‘so’ in the sentence about the bag ([ʃɪndʌdiso]) and the second instance of ‘so’ in the sentence about the snake ([mʌs.so]) seem to be related to each other at the level of being noun-suffixes, indicating a noun in a specific kind of subsidiary relation to the subject. An interesting test might be to see if the word-order is flexible in either sentence, as this might lend support to the hypothesis that the suffix indicates some theta relation. Might we be able to say [fɐɾɐħ mʌs.so wɐlʌgis  mʌ kɐʕɐbsodo], for instance?

On the other hand, this suffix wouldn’t seem to be related to anticipation of change.

At the same time, if it indicates some kind of relation between subjects, then its appearance in the sentences about going into a house might be explicable in that way. The sentences about going into a house are as follows:

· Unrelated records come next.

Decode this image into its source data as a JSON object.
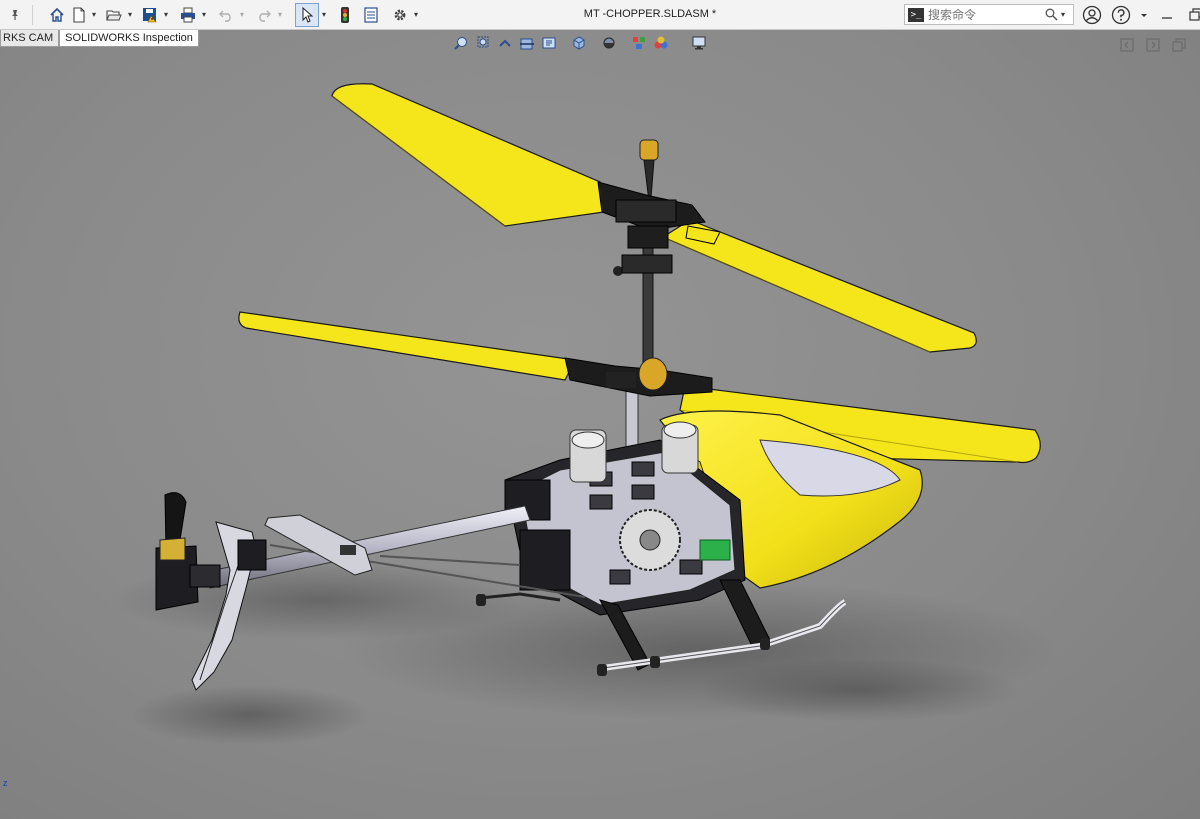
{
  "window": {
    "title": "MT -CHOPPER.SLDASM *"
  },
  "toolbar": {
    "pin_icon": "pin-icon",
    "buttons": [
      "home-icon",
      "new-document-icon",
      "open-icon",
      "save-icon",
      "print-icon",
      "undo-icon",
      "redo-icon",
      "select-icon",
      "traffic-light-icon",
      "file-properties-icon",
      "options-gear-icon"
    ]
  },
  "search": {
    "value": "",
    "placeholder": "搜索命令"
  },
  "tabs": [
    {
      "label": "RKS CAM",
      "active": false
    },
    {
      "label": "SOLIDWORKS Inspection",
      "active": true
    }
  ],
  "viewport": {
    "background": "#8a8a8a",
    "accent_color": "#f5e61c",
    "triad_label": "z"
  },
  "heads_up_toolbar": [
    "zoom-to-fit-icon",
    "zoom-to-area-icon",
    "previous-view-icon",
    "section-view-icon",
    "dynamic-annotation-icon",
    "view-orientation-icon",
    "display-style-icon",
    "hide-show-icon",
    "edit-appearance-icon",
    "apply-scene-icon",
    "view-settings-icon"
  ]
}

[gorigɐ be so gælijɛn] – They went into the house.
[gorigɐ be so gʌlɐ:n] – They go into the house.

In section III I observed one trend  about ‘so’ turning up in sentences about movement or a change in position, but this would appear to be a false lead, in light of the conjectures made so far. Whereas the sentence-particle in the sentences about falling and going into the house would be related, the ‘so’ element in the verb for ‘walk’ would be distinct.

VI. Summary 

I have speculated that ‘so’ might operate syntactically to indicate some specific relation between subjects. The relevant tests here might be about flexible word order between clauses, for example in sentences that would have to employ relative clauses in English.

At the same time, I suggest that this operation of ‘so’ might be distinct from the ‘so’ indicating anticipatory tense/aspect/modality (e.g. ‘will swim’), and that this anticipatory ‘so’ might be etymologically related to some basic verbs. Something that suggests this relation was the ambiguity about the translation of the word ‘flow’.

It might be the case, then, that despite appearances ‘so’ isn’t related to directionality or movement, but rather to the anticipation of change, while there is a distinct ‘so’ that is a syntactic marker having to do with subjective perspective.



I digress, here, but as I was conversing via keyboard with someone, the word ‘self-depredation’ was used instead of ‘self-deprecation’. Unsure about whether my interlocutor was referencing physically self-destructive behavior or not, I replied with a link to a dictionary entry, as a way of asking for clarification – probably not the best way to clarify, but I happened to be writing this at the same time…

At the same time, I came across the following argument about the relation between ‘self-deprecation’ and ‘self-depreciation’:

Self-deprecation is the act of reprimanding oneself. The term is almost always used incorrectly, to refer to self-depreciation, which means belittling oneself.

I’m not sure I buy this anonymous Wikipedia editor’s argument here; by this argument, how do we know when a self-deprecating is self-depreciating, rather than merely verbally self-deprecating?

Etymology is not a useful guide here either, in that the sense of modern words based on precari (‘prayer’) may have changed quite a bit. Etymologically, ‘deprecation’ means to pray away, in advance, some evil. Dictionaries now give the meaning of ‘deprecate’ as to criticize. Compare this to ‘imprecation’, which, now as ever, refers to a kind of curse; fashions are quite different, however, in that prayer isn’t promoted as a vehicle for cursing very much anymore.

All in all, the superficial and semantic similarity between ‘self-depredation’, ‘self-deprecation’, and ‘self-depreciation’ might be suggestive of some relation, but one would be hard put to supply a serious analysis of it. One would be liable to be far wrong in most cases, or so I imagine.